Boone said ultimately, it would be up to lawmakers to stop shirking their responsibility and deal with the state’s transportation woes.

“The state Legislature has to look at the state as a whole, and not try to pawn this off to regions,” Boone said. “They have to find some way of doing this. They have abdicated their responsibility to the state.”


Follow Haines on Twitter at

(Copyright 2012 The Associated Press. All rights reserved. This material may not be published, broadcast, rewritten or redistributed.)

United States News

(MCSO photo)...

MCSO announces bust of illegitimate marijuana dispensary in Phoenix

An unlicensed marijuana dispensary called “Korporate Smoke” that also sold psilocybin mushrooms in Phoenix was busted by law enforcement.
4 hours ago
U.S. Secretary of Defense Lloyd Austin, left, and Latvian Minister of Defence Artis Pabriks shake h...
Associated Press

Austin pledges military training, support for Baltics

RIGA, Latvia (AP) — The U.S. will conduct more military exercises with Baltic nations such as Latvia, and look to provide increased training, Defense Secretary Lloyd Austin said Wednesday, saying the U.S. may bring in additional troops from America if needed to bolster the region against any possible threat from Russia. Speaking at a press […]
4 hours ago
FILE - An employee of Honda Motor Co. cleans a Honda car displayed at its headquarters in Tokyo on ...
Associated Press

Japan’s Honda sees declining profits on semiconductor crunch

TOKYO (AP) — Honda’s fiscal first quarter profit fell 33% from last year as a global computer chip shortage, a pandemic-related lockdown in China and the rising costs of raw materials hurt the Japanese automaker.
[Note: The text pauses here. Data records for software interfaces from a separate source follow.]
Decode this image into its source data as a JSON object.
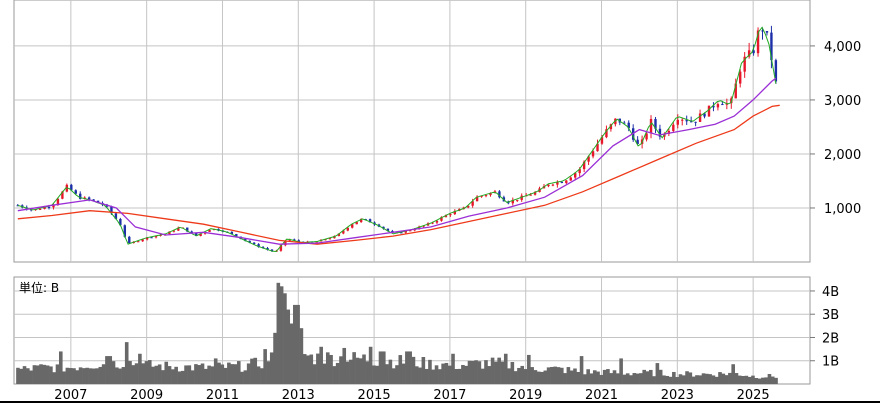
{
  "chart_data": [
    {
      "type": "candlestick",
      "title": "",
      "x_ticks": [
        "2007",
        "2009",
        "2011",
        "2013",
        "2015",
        "2017",
        "2019",
        "2021",
        "2023",
        "2025"
      ],
      "y_ticks": [
        "1,000",
        "2,000",
        "3,000",
        "4,000"
      ],
      "x_range": [
        2006.0,
        2027.0
      ],
      "ylim": [
        0,
        4850
      ],
      "grid": true,
      "colors": {
        "up": "#e8162a",
        "down": "#1d2fa8",
        "ma_short": "#22aa22",
        "ma_mid": "#9b2fd6",
        "ma_long": "#ee3a1a"
      },
      "series": [
        {
          "kind": "close",
          "x": [
            2006.1,
            2006.5,
            2007.0,
            2007.4,
            2007.7,
            2008.0,
            2008.4,
            2008.8,
            2009.0,
            2009.5,
            2010.0,
            2010.4,
            2010.8,
            2011.2,
            2011.6,
            2012.0,
            2012.4,
            2012.9,
            2013.2,
            2013.6,
            2014.0,
            2014.5,
            2014.9,
            2015.2,
            2015.6,
            2016.0,
            2016.5,
            2017.0,
            2017.5,
            2017.9,
            2018.2,
            2018.7,
            2019.0,
            2019.4,
            2019.8,
            2020.1,
            2020.5,
            2020.9,
            2021.2,
            2021.6,
            2021.9,
            2022.2,
            2022.5,
            2022.8,
            2023.1,
            2023.5,
            2023.9,
            2024.3,
            2024.6,
            2024.9,
            2025.2,
            2025.5,
            2025.7,
            2025.9,
            2026.1
          ],
          "y": [
            1050,
            960,
            1050,
            1400,
            1200,
            1150,
            1050,
            700,
            330,
            450,
            520,
            650,
            480,
            620,
            560,
            430,
            300,
            180,
            430,
            360,
            380,
            480,
            700,
            800,
            680,
            520,
            600,
            720,
            900,
            1000,
            1200,
            1300,
            1100,
            1200,
            1300,
            1450,
            1500,
            1700,
            2000,
            2400,
            2650,
            2500,
            2100,
            2600,
            2300,
            2700,
            2600,
            2800,
            3000,
            2900,
            3700,
            3900,
            4400,
            4100,
            3300
          ]
        },
        {
          "kind": "ma",
          "name": "",
          "color": "#9b2fd6",
          "x": [
            2006.1,
            2007.0,
            2008.0,
            2008.7,
            2009.2,
            2010.0,
            2011.0,
            2012.0,
            2013.0,
            2014.0,
            2015.0,
            2016.0,
            2017.0,
            2018.0,
            2019.0,
            2020.0,
            2021.0,
            2021.8,
            2022.5,
            2023.0,
            2023.8,
            2024.5,
            2025.0,
            2025.5,
            2026.0,
            2026.1
          ],
          "y": [
            950,
            1050,
            1150,
            1000,
            650,
            500,
            550,
            450,
            330,
            350,
            450,
            550,
            650,
            850,
            1000,
            1200,
            1600,
            2150,
            2450,
            2350,
            2450,
            2550,
            2700,
            3000,
            3350,
            3400
          ]
        },
        {
          "kind": "ma",
          "name": "",
          "color": "#ee3a1a",
          "x": [
            2006.1,
            2007.0,
            2008.0,
            2009.0,
            2010.0,
            2011.0,
            2012.0,
            2013.0,
            2014.0,
            2015.0,
            2016.0,
            2017.0,
            2018.0,
            2019.0,
            2020.0,
            2021.0,
            2022.0,
            2023.0,
            2024.0,
            2025.0,
            2025.5,
            2026.0,
            2026.2
          ],
          "y": [
            800,
            860,
            950,
            900,
            800,
            700,
            550,
            400,
            330,
            400,
            480,
            600,
            750,
            900,
            1050,
            1300,
            1600,
            1900,
            2200,
            2450,
            2700,
            2880,
            2900
          ]
        }
      ]
    },
    {
      "type": "bar",
      "unit_label": "単位: B",
      "x_ticks": [
        "2007",
        "2009",
        "2011",
        "2013",
        "2015",
        "2017",
        "2019",
        "2021",
        "2023",
        "2025"
      ],
      "y_ticks": [
        "1B",
        "2B",
        "3B",
        "4B"
      ],
      "ylim": [
        0,
        4.6
      ],
      "grid": true,
      "color": "#686868",
      "volume_profile": {
        "x": [
          2006.1,
          2006.8,
          2007.5,
          2008.0,
          2008.5,
          2009.0,
          2009.5,
          2010.0,
          2011.0,
          2012.0,
          2012.5,
          2012.8,
          2013.0,
          2013.2,
          2013.5,
          2013.8,
          2014.2,
          2014.8,
          2015.2,
          2015.8,
          2016.5,
          2017.0,
          2017.8,
          2018.5,
          2019.0,
          2019.5,
          2020.0,
          2020.5,
          2021.0,
          2021.5,
          2022.0,
          2022.5,
          2023.0,
          2023.5,
          2024.0,
          2024.5,
          2025.0,
          2025.5,
          2026.1
        ],
        "y": [
          0.65,
          0.75,
          0.75,
          0.9,
          0.9,
          1.0,
          0.85,
          0.8,
          0.75,
          0.8,
          0.95,
          1.3,
          1.9,
          2.8,
          1.6,
          1.2,
          1.2,
          1.15,
          1.15,
          1.05,
          1.0,
          0.9,
          0.85,
          0.95,
          0.9,
          0.75,
          0.7,
          0.65,
          0.55,
          0.55,
          0.5,
          0.5,
          0.5,
          0.45,
          0.45,
          0.45,
          0.5,
          0.35,
          0.35
        ]
      },
      "volume_spikes": [
        {
          "x": 2007.2,
          "y": 1.4
        },
        {
          "x": 2008.5,
          "y": 1.2
        },
        {
          "x": 2009.0,
          "y": 1.8
        },
        {
          "x": 2009.3,
          "y": 1.3
        },
        {
          "x": 2011.3,
          "y": 1.1
        },
        {
          "x": 2012.6,
          "y": 1.5
        },
        {
          "x": 2012.85,
          "y": 2.2
        },
        {
          "x": 2013.0,
          "y": 4.35
        },
        {
          "x": 2013.08,
          "y": 4.2
        },
        {
          "x": 2013.16,
          "y": 3.9
        },
        {
          "x": 2013.25,
          "y": 3.2
        },
        {
          "x": 2013.35,
          "y": 2.6
        },
        {
          "x": 2013.45,
          "y": 3.4
        },
        {
          "x": 2013.55,
          "y": 2.4
        },
        {
          "x": 2014.1,
          "y": 1.6
        },
        {
          "x": 2014.7,
          "y": 1.55
        },
        {
          "x": 2015.4,
          "y": 1.6
        },
        {
          "x": 2015.7,
          "y": 1.4
        },
        {
          "x": 2016.4,
          "y": 1.4
        },
        {
          "x": 2017.6,
          "y": 1.3
        },
        {
          "x": 2019.0,
          "y": 1.3
        },
        {
          "x": 2019.6,
          "y": 1.25
        },
        {
          "x": 2021.0,
          "y": 1.2
        },
        {
          "x": 2022.0,
          "y": 1.1
        },
        {
          "x": 2023.0,
          "y": 0.9
        },
        {
          "x": 2025.0,
          "y": 0.85
        }
      ]
    }
  ]
}
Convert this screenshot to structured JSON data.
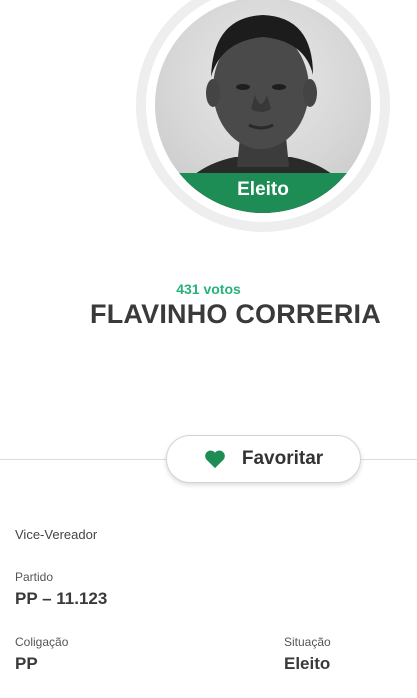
{
  "candidate": {
    "status_badge": "Eleito",
    "votes": "431 votos",
    "name": "FLAVINHO CORRERIA",
    "role": "Vice-Vereador"
  },
  "actions": {
    "favorite_label": "Favoritar"
  },
  "details": {
    "party_label": "Partido",
    "party_value": "PP – 11.123",
    "coalition_label": "Coligação",
    "coalition_value": "PP",
    "situation_label": "Situação",
    "situation_value": "Eleito"
  },
  "colors": {
    "accent_green": "#1e8c55",
    "votes_green": "#26b27a",
    "heart_green": "#1e8c55"
  }
}
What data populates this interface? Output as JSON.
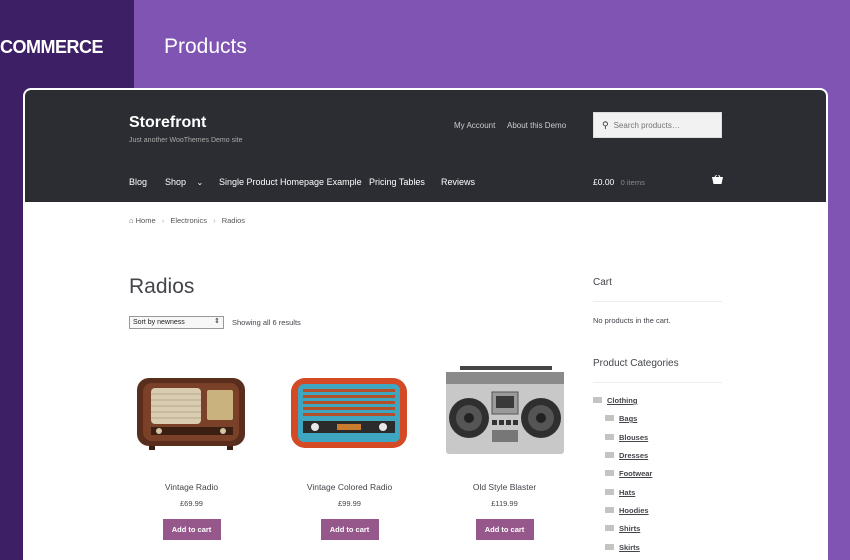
{
  "brand": {
    "logo_text": "COMMERCE",
    "page_title": "Products"
  },
  "site": {
    "title": "Storefront",
    "tagline": "Just another WooThemes Demo site"
  },
  "secondary_nav": [
    "My Account",
    "About this Demo"
  ],
  "search": {
    "placeholder": "Search products…"
  },
  "primary_nav": [
    {
      "label": "Blog"
    },
    {
      "label": "Shop",
      "has_dropdown": true
    },
    {
      "label": "Single Product Homepage Example"
    },
    {
      "label": "Pricing Tables"
    },
    {
      "label": "Reviews"
    }
  ],
  "cart_header": {
    "total": "£0.00",
    "items": "0 items"
  },
  "breadcrumb": [
    "Home",
    "Electronics",
    "Radios"
  ],
  "page": {
    "heading": "Radios",
    "sort_value": "Sort by newness",
    "result_count": "Showing all 6 results"
  },
  "products": [
    {
      "name": "Vintage Radio",
      "price": "£69.99",
      "button": "Add to cart"
    },
    {
      "name": "Vintage Colored Radio",
      "price": "£99.99",
      "button": "Add to cart"
    },
    {
      "name": "Old Style Blaster",
      "price": "£119.99",
      "button": "Add to cart"
    }
  ],
  "sidebar": {
    "cart_title": "Cart",
    "cart_empty": "No products in the cart.",
    "categories_title": "Product Categories",
    "categories": [
      {
        "label": "Clothing",
        "level": 0
      },
      {
        "label": "Bags",
        "level": 1
      },
      {
        "label": "Blouses",
        "level": 1
      },
      {
        "label": "Dresses",
        "level": 1
      },
      {
        "label": "Footwear",
        "level": 1
      },
      {
        "label": "Hats",
        "level": 1
      },
      {
        "label": "Hoodies",
        "level": 1
      },
      {
        "label": "Shirts",
        "level": 1
      },
      {
        "label": "Skirts",
        "level": 1
      }
    ]
  },
  "colors": {
    "purple": "#7f54b3",
    "dark_purple": "#3d1f66",
    "header_bg": "#2c2d33",
    "button": "#96588a"
  }
}
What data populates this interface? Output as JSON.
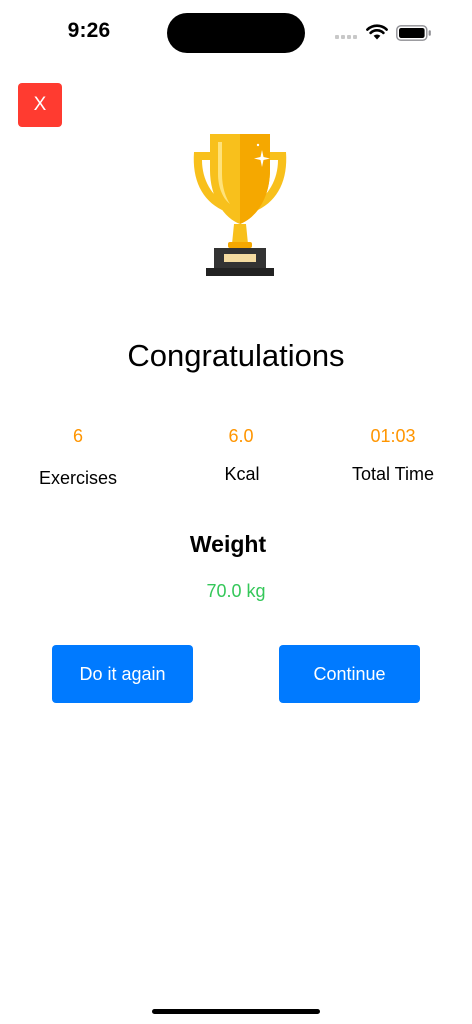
{
  "status_bar": {
    "time": "9:26"
  },
  "close_button": {
    "label": "X"
  },
  "page": {
    "title": "Congratulations"
  },
  "stats": [
    {
      "value": "6",
      "label": "Exercises"
    },
    {
      "value": "6.0",
      "label": "Kcal"
    },
    {
      "value": "01:03",
      "label": "Total Time"
    }
  ],
  "weight": {
    "title": "Weight",
    "value": "70.0 kg"
  },
  "buttons": {
    "again_label": "Do it again",
    "continue_label": "Continue"
  },
  "colors": {
    "close": "#ff3b30",
    "accent": "#007aff",
    "stat_value": "#ff9500",
    "weight_value": "#34c759",
    "trophy_gold": "#f8c01c"
  },
  "icons": {
    "trophy": "trophy-icon",
    "wifi": "wifi-icon",
    "battery": "battery-icon",
    "signal": "cellular-signal-icon"
  }
}
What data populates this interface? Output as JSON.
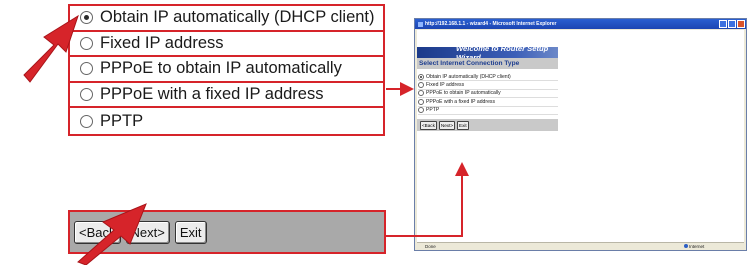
{
  "options": [
    {
      "label": "Obtain IP automatically (DHCP client)",
      "selected": true
    },
    {
      "label": "Fixed IP address",
      "selected": false
    },
    {
      "label": "PPPoE to obtain IP automatically",
      "selected": false
    },
    {
      "label": "PPPoE with a fixed IP address",
      "selected": false
    },
    {
      "label": "PPTP",
      "selected": false
    }
  ],
  "buttons": {
    "back": "<Back",
    "next": "Next>",
    "exit": "Exit"
  },
  "browser": {
    "title": "http://192.168.1.1 - wizard4 - Microsoft Internet Explorer",
    "status_left": "Done",
    "status_zone": "Internet"
  },
  "wizard": {
    "banner": "Welcome to Router Setup Wizard",
    "heading": "Select Internet Connection Type"
  },
  "colors": {
    "highlight": "#d6242a",
    "banner": "#1c3a8a",
    "heading_text": "#1d3d8f"
  }
}
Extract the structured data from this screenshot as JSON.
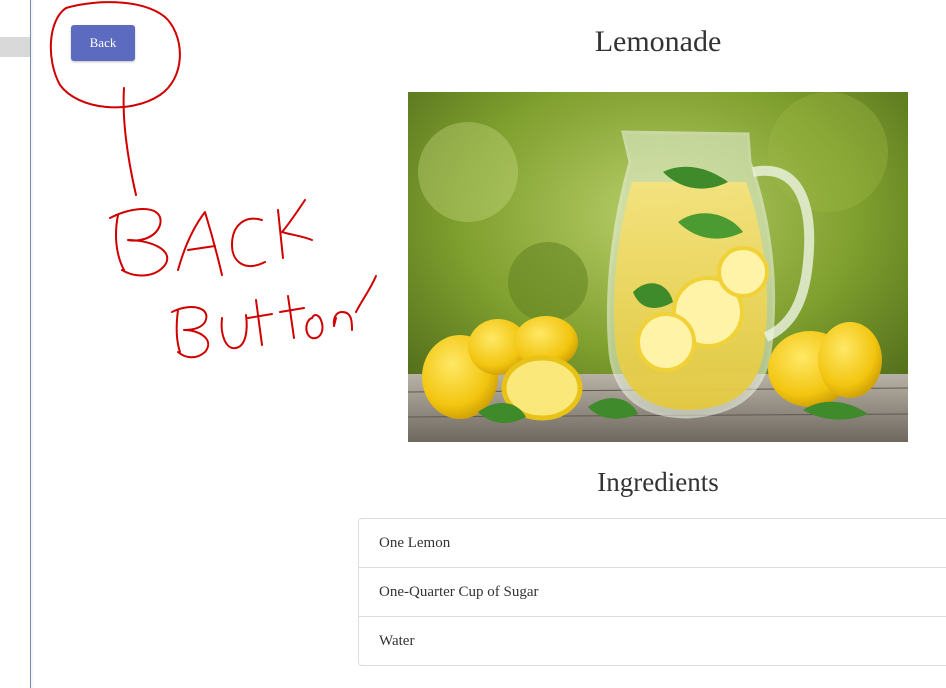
{
  "back_button": {
    "label": "Back"
  },
  "page_title": "Lemonade",
  "image": {
    "icon": "lemonade-pitcher-photo"
  },
  "ingredients": {
    "title": "Ingredients",
    "items": [
      "One Lemon",
      "One-Quarter Cup of Sugar",
      "Water"
    ]
  },
  "annotation": {
    "text_line1": "BACK",
    "text_line2": "Button",
    "color": "#d00000"
  },
  "colors": {
    "button": "#5c6bc0",
    "list_border": "#dddddd"
  }
}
Tokyo-based Honda Motor Co. reported Wednesday that its profit totaled 149.2 billion yen ($1.1 billion) in the April-June quarter, down […]
4 hours ago
People wearing face masks walk past a bank's electronic board showing the Hong Kong share index in ...
Associated Press

European stocks higher, Asia falls ahead of US inflation

BEIJING (AP) — European stock markets opened higher while Asia fell Wednesday ahead of the release of U.S. inflation data that traders worry will show upward pressure on prices still is too strong for the Federal Reserve to ease off interest rate hikes. London, Frankfurt and Wall Street futures gained. Shanghai and Tokyo retreated. Oil […]
1 day ago
Former President Donald Trump arrives at Trump Tower, late Tuesday, Aug. 9, 2022, in New York. (AP ...
Associated Press

Trump says he’s testifying Wednesday in NY investigation

WASHINGTON (AP) — Former President Donald Trump will be questioned under oath Wednesday in the New York attorney general’s long-running civil investigation into his dealings as a real estate mogul, he confirmed in a post on his Truth Social account. Trump’s testimony comes amid a flurry of legal activity surrounding him, taking place just days […]
1 day ago
Former President Donald Trump arrives at Trump Tower, late Tuesday, Aug. 9, 2022, in New York. (AP ...
Sponsored Content by

WASHINGTON (AP) — Former President Donald Trump will be questioned under oath Wednesday in the New York attorney general’s long-running civil investigation into his dealings as a real estate mogul, he confirmed in a post on his Truth Social account. Trump’s testimony comes amid a flurry of legal activity surrounding him, taking place just days […]

Sponsored Articles

Day & Night Air Conditioning, Heating and Plumbing

Here are 4 signs the HVAC unit needs to be replaced

PHOENIX — When you think about home investments, what’s the first thing that comes to mind? Was it the air conditioning unit? Pool renovations and kitchen upgrades may seem enticing, but at the forefront of these investments arguably should be what residents use the most. In a state where summertime is sweltering, access to a […]
Day & Night Air Conditioning, Heating and Plumbing

Ways to prevent clogged drains and what to do if you’re too late

While there are a variety of ways to prevent clogged drains, it's equally as important to know what to do when you're already too late.
Mayo Clinic Orthopedics and Sports Medicine

Why your student-athlete’s physical should be conducted by a sports medicine specialist

Dr. Anastasi from Mayo Clinic Orthopedics and Sports Medicine in Tempe answers some of the most common questions.
Atlanta region shoots down transportation tax